Which lines of the records contain the word "extensions"? Copy each one.

━━━━━ Source data

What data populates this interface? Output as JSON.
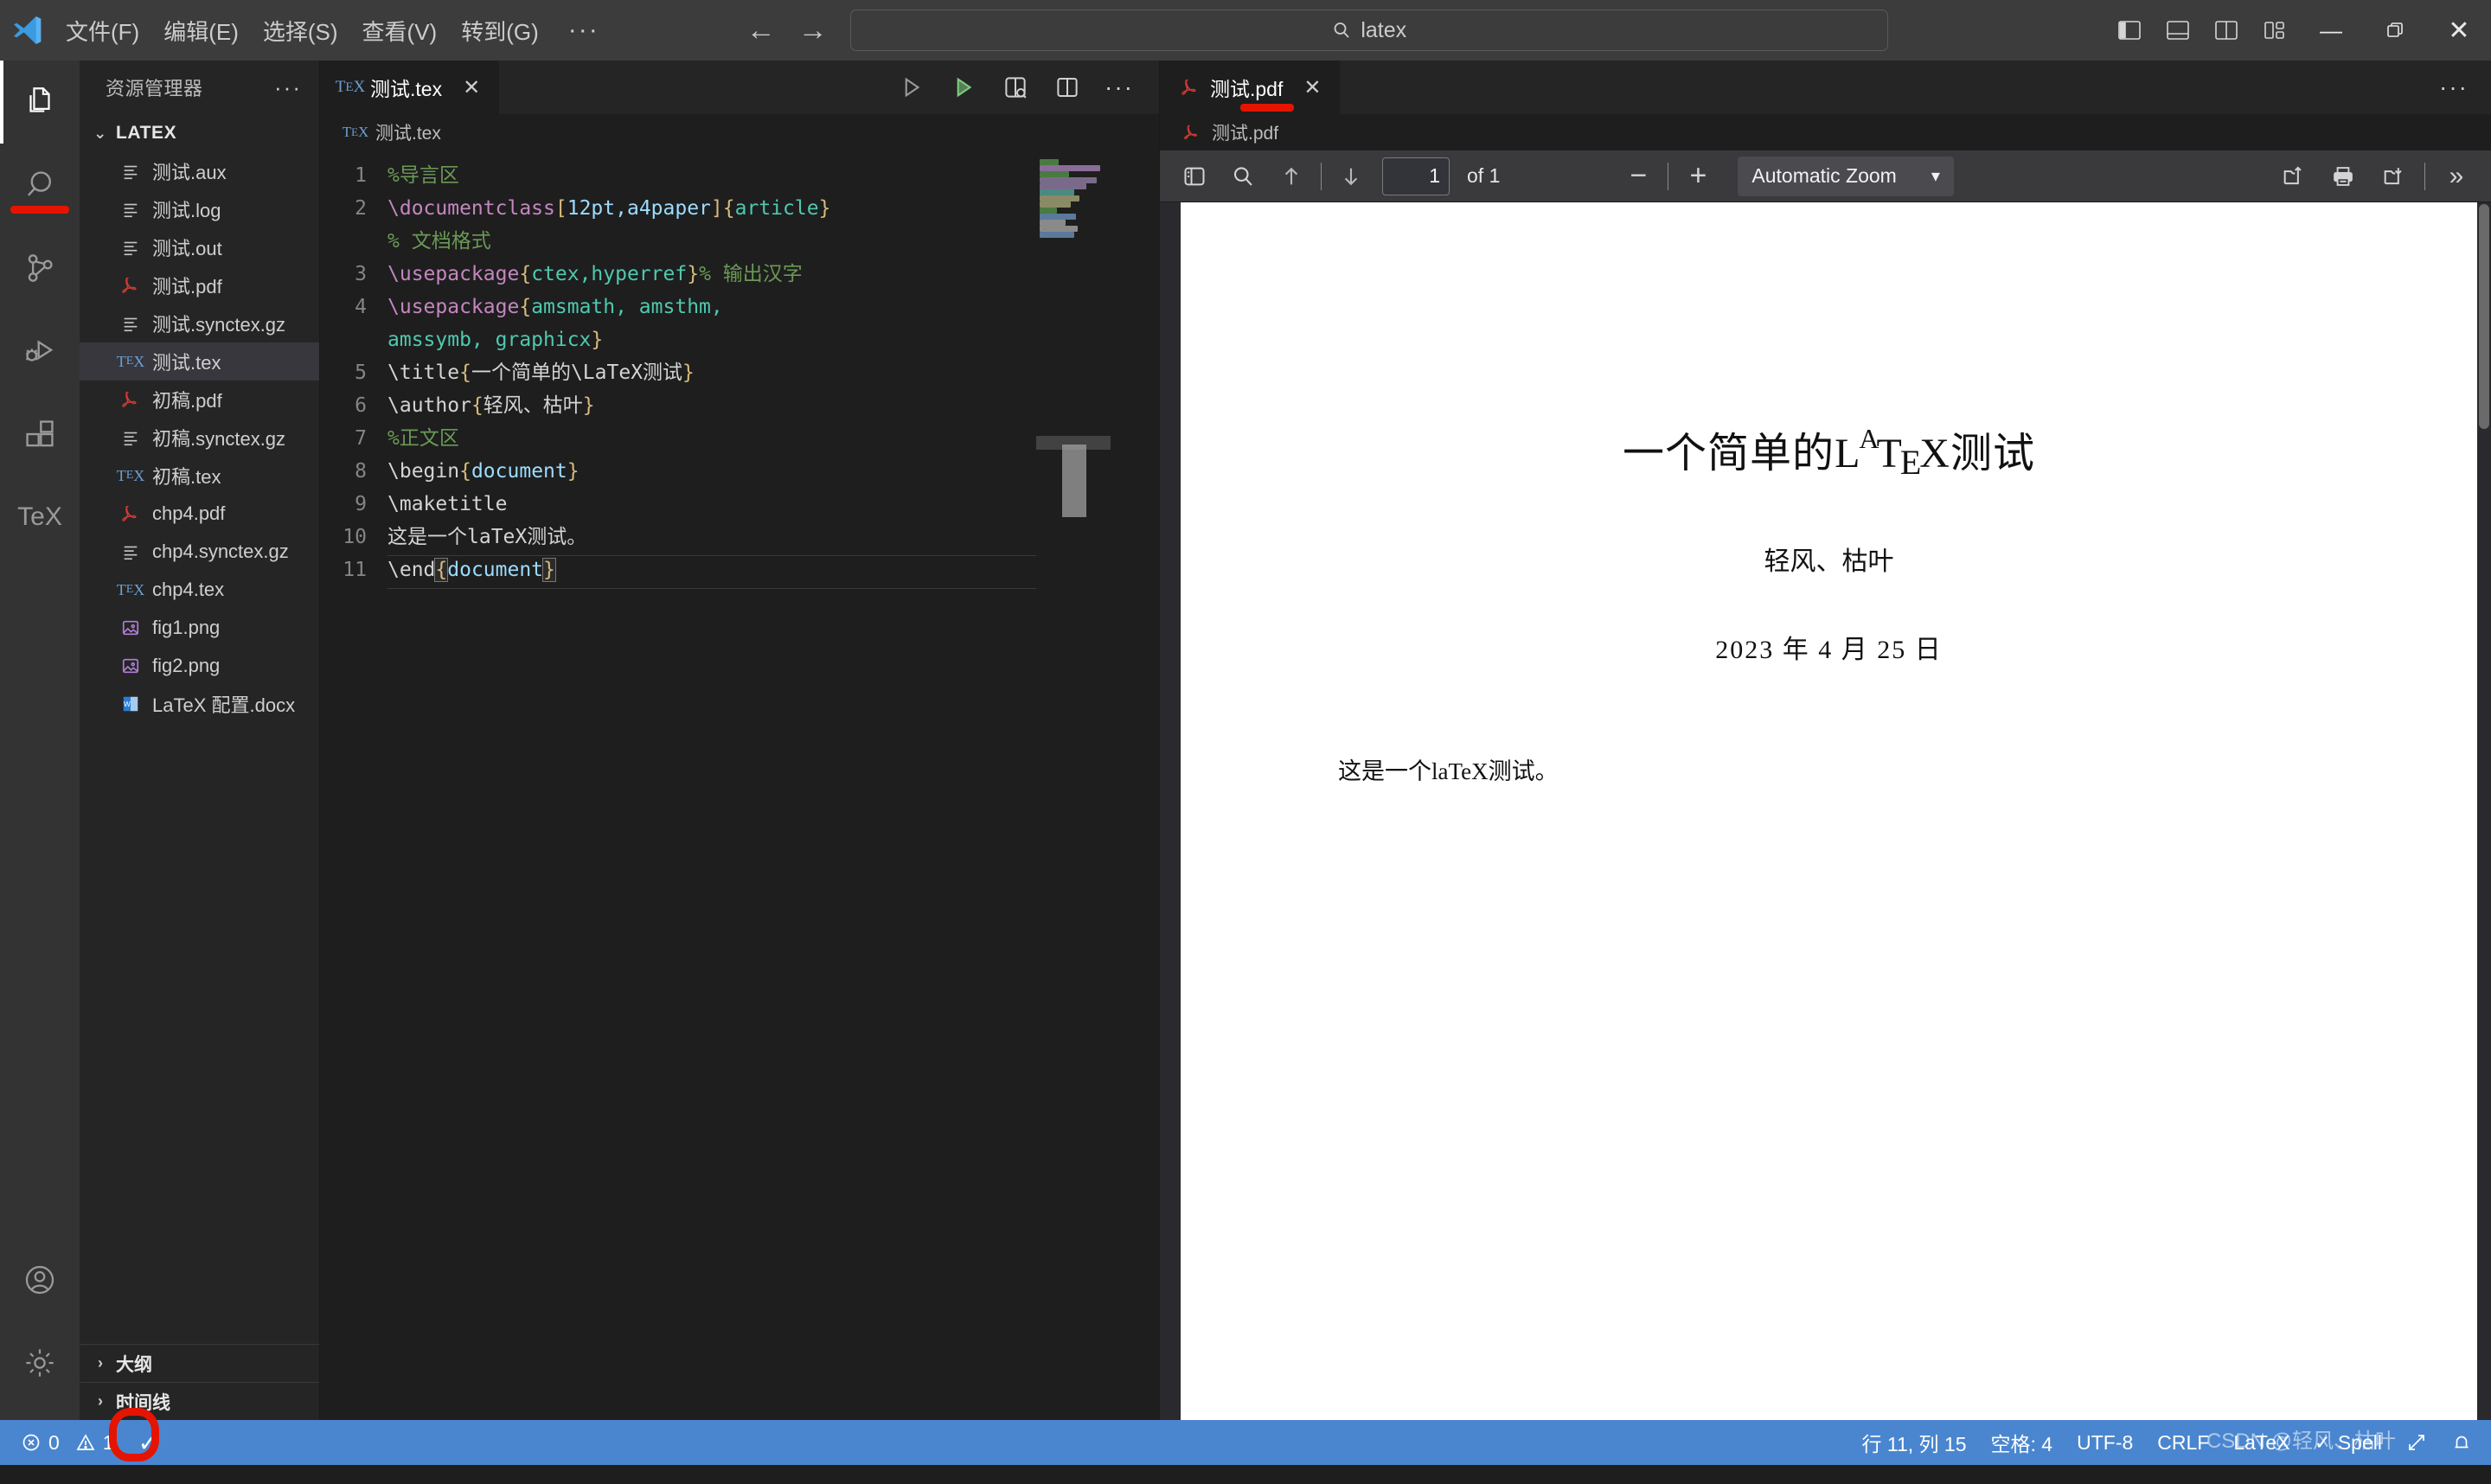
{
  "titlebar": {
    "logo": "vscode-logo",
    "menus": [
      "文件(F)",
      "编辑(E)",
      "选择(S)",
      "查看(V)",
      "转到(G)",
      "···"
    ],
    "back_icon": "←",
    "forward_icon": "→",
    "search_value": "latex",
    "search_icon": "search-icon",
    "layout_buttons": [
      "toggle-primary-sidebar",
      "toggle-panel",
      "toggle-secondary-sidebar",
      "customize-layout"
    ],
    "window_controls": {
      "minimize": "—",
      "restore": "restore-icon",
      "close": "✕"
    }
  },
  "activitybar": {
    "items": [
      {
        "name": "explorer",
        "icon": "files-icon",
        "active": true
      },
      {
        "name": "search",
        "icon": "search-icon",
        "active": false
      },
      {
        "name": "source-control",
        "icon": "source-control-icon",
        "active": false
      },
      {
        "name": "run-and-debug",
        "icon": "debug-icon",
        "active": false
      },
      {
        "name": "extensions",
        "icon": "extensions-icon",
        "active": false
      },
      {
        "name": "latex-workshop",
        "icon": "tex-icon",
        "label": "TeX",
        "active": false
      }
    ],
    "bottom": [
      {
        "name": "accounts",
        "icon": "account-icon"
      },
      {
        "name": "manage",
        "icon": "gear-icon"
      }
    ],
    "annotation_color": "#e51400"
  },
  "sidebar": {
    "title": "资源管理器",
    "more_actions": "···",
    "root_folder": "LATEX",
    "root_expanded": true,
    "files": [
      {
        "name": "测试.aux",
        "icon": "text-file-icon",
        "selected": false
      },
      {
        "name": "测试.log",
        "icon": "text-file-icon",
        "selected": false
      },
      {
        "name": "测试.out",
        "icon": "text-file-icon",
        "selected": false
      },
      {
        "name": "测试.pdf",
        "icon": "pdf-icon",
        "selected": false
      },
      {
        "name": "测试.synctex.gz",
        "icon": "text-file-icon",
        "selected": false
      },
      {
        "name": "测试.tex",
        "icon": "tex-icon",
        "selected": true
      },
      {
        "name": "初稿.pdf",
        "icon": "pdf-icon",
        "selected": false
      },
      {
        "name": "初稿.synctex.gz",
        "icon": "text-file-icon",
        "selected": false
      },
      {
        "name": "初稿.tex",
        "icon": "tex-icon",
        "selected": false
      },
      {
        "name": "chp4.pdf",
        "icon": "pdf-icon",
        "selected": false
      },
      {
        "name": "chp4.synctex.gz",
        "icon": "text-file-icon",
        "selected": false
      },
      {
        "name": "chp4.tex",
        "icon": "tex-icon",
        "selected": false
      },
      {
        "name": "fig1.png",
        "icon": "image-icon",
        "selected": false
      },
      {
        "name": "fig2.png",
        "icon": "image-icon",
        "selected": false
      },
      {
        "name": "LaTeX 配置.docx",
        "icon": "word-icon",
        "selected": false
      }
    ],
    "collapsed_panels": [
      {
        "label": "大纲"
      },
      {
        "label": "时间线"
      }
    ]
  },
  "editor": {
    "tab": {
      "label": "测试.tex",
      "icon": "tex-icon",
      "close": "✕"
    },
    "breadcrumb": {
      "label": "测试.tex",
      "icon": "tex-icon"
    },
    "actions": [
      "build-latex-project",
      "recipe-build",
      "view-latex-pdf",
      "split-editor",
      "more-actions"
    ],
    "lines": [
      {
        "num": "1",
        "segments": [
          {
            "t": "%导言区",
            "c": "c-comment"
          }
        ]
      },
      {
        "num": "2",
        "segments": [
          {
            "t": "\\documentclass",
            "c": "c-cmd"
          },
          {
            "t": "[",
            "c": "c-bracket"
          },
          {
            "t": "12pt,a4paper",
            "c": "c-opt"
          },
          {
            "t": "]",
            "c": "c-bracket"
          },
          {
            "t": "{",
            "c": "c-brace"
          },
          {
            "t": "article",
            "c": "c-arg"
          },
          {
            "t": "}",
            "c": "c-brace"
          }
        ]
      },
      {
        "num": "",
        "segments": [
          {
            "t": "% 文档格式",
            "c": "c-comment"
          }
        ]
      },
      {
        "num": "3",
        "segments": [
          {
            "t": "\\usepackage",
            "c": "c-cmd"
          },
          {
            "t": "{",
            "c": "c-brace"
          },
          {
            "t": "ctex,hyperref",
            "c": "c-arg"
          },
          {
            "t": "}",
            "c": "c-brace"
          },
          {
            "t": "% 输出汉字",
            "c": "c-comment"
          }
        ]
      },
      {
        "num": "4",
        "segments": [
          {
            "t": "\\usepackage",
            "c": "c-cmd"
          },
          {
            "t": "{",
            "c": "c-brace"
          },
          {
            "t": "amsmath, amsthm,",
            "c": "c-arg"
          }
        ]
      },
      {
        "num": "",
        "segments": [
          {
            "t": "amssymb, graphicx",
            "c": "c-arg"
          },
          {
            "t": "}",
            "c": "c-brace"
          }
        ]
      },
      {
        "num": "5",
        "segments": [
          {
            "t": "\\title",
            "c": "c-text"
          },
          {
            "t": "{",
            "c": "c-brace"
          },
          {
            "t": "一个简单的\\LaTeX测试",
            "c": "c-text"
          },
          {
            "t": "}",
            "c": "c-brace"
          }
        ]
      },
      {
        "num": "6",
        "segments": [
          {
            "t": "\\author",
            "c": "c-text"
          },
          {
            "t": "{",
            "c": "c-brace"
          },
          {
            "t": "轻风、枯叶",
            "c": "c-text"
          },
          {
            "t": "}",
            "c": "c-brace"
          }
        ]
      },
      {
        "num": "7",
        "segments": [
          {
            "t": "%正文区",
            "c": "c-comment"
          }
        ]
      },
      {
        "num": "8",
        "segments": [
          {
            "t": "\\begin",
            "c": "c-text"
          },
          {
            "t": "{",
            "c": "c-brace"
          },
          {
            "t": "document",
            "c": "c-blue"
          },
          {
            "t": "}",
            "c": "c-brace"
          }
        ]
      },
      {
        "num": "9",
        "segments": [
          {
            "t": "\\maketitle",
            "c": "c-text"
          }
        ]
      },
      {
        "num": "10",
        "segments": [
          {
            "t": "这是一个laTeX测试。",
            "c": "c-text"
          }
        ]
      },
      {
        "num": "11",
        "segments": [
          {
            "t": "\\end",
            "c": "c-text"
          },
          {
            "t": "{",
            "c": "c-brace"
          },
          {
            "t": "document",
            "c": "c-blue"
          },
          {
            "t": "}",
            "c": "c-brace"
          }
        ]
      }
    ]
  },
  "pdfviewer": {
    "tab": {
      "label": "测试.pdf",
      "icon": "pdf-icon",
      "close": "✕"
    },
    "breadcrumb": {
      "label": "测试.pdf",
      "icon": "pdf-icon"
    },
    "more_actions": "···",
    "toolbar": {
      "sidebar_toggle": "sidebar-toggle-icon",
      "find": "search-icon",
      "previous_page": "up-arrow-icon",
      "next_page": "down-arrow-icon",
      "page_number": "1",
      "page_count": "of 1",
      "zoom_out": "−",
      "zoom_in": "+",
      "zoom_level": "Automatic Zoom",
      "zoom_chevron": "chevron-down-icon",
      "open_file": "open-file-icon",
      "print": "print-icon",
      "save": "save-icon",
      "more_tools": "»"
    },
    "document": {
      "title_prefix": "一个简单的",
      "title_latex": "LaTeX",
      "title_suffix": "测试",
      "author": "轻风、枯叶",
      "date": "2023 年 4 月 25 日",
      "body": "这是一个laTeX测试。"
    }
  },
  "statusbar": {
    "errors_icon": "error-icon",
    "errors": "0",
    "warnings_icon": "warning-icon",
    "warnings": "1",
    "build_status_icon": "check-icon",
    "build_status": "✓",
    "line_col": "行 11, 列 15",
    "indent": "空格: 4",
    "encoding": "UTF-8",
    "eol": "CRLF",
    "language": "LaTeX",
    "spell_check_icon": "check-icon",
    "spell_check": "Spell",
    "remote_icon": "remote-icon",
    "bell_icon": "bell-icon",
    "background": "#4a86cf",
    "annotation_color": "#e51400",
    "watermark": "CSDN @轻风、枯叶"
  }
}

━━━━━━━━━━

■ **Exercise answer**:
        "name": "extensions",
        "icon": "extensions-icon",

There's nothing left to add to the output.